In his Serious Beard Talk, delivered at DjangoCon 2008, Cal Henderson explains how he thinks frameworks affect productivity. I would like to bring it up again, because it's still as relevant as ever, and it's hard to link busy software engineers to YouTube videos (of things that aren't cats).
A framework (or library?) exists to save you from doing common, repetitive tasks (he's thinking of things like mapping URIs to places, and reading and writing entities to the database) by providing a bunch of pre-existing code that'll do all this stuff for you:
- If you decide to write all this stuff from scratch, you're going to be spending a lot of time developing boring, repetitive code (but maybe you're still doing it better than other people?), and you're not going to be delivering anything fancy. Eventually, though, you'll get up to speed, and your well-understood, targeted framework/library will assist you in every way.
- If you pick the framework route, it takes you a short amount of time to get one of the damn demos to start, then you get a whole load of stuff for free, but, eventually, you run into things the framework can't or won't do for you, and you have to work out how to ram your workflow down it's stupid throat aargh. Your delivery speed plummets, but eventually you'll get it working, and you'll have some free good design and code reuse in there. Now, with a decent grounding in how the framework works, and your extra flexibility layer, you can get back to the good stuff.
This results in roughly The Framework Graph, shown here, reproduced (in Paint) without permission.
I believe an unawareness of this Graph comes up frequently, even when not discussing frameworks directly:
- I don't want to use a big complex library, it'll be simpler to do it myself.
- I can't get it to do quite what I want, I'll start again from scratch.
- I don't really understand why it makes this operation so hard, the tool must be broken. (Hibernate, anyone?)
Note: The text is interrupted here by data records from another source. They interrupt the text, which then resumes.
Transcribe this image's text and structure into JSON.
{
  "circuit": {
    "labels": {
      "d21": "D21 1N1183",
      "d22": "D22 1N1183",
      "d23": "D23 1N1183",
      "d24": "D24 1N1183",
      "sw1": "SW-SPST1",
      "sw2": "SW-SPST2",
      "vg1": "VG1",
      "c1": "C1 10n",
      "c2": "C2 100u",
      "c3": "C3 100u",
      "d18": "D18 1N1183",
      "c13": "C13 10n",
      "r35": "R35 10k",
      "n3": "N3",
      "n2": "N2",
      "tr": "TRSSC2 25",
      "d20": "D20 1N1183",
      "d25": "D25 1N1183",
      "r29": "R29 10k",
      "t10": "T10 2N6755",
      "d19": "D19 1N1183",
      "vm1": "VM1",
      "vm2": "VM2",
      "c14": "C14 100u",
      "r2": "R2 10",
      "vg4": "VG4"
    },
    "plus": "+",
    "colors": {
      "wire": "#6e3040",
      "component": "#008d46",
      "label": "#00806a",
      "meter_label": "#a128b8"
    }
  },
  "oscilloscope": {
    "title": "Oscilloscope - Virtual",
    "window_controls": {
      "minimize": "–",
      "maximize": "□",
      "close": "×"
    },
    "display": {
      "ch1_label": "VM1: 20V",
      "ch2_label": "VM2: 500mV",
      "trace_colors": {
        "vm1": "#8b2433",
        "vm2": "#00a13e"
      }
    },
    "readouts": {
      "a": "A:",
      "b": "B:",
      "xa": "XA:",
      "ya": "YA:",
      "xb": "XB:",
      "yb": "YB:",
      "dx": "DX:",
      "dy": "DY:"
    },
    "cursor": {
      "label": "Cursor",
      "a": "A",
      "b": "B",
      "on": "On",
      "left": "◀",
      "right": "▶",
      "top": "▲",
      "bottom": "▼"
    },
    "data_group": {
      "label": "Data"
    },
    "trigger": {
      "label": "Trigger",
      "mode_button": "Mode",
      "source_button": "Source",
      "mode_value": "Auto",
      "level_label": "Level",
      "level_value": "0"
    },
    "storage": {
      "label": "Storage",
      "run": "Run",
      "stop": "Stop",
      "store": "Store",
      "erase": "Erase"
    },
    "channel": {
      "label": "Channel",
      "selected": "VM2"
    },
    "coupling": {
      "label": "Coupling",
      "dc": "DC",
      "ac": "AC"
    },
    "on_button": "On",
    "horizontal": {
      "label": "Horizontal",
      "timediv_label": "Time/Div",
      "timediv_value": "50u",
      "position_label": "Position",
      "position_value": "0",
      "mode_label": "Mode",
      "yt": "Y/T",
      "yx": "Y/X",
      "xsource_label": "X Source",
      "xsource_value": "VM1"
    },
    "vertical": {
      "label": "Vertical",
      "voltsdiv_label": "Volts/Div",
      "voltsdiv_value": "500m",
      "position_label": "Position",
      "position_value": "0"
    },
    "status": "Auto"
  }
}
- Why does it want all those parameters/config/values? I just want it to work.
I can pick many examples from my non-professional experience has come up, my favourite is (coincidentally!) That Graph Drawing Code:
- I have two forks of some disasterously [old and] terrible plotting code for generic popularity data visualisation and political compass aggregation, and I have recommended (and/or forced) other people to use the same technique in their projects, mainly to avoid the tyrany of
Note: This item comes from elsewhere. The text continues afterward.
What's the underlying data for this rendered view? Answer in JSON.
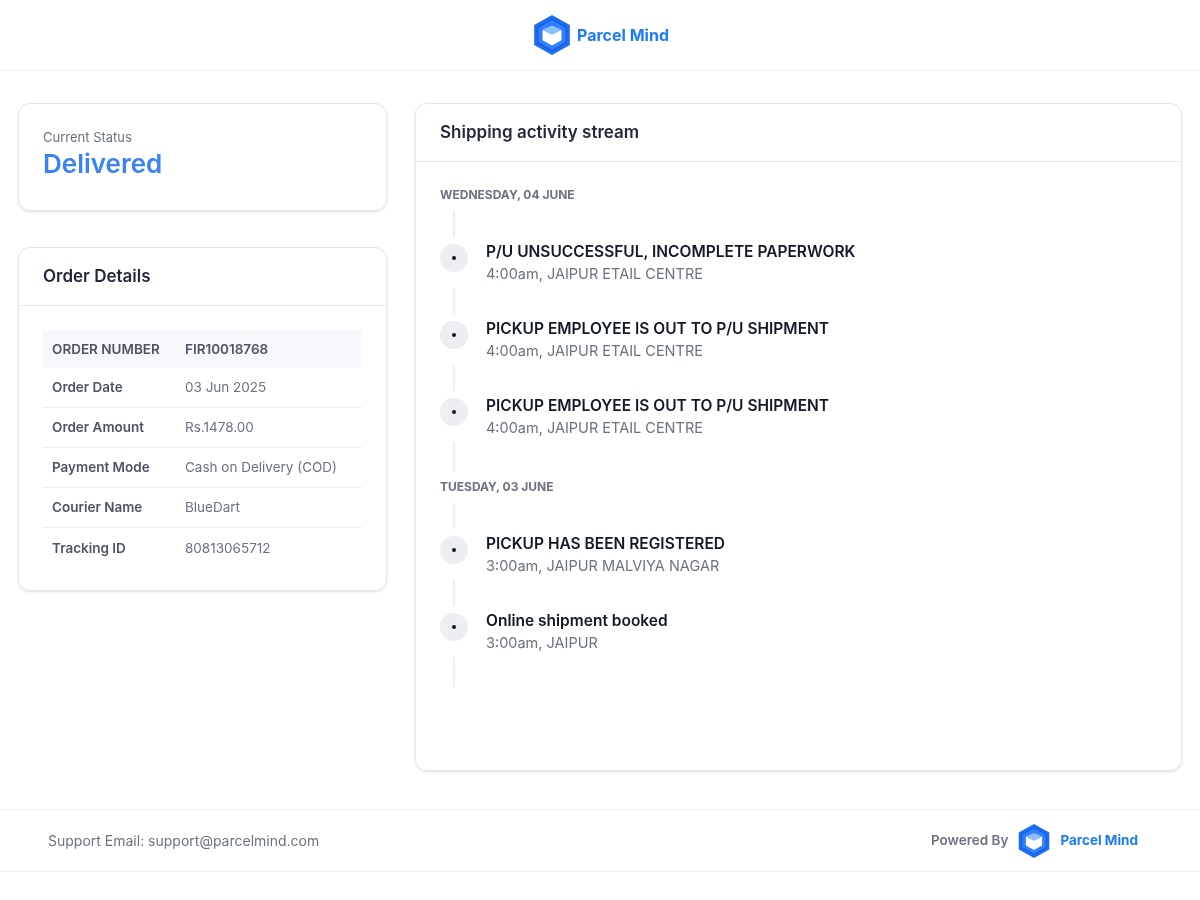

- For a more recent project plotting hard drive prices, I chose to finally give in and learn
gnuplot. It was a pain, but the resulting
gnuplotcode is much neater than any of that PHP, and then I've got things like suprise svg support for free. Plus, it means that I can quickly bang out other things, like my statcounter browser versions reinterpretation.
In summary: The big horrible library/framework/tool/etc. will almost certainly provide you with more total productivity in the short (when most projects fail, at about the vertical line on the Graph), medium and long term, regardless of any pain it gives you.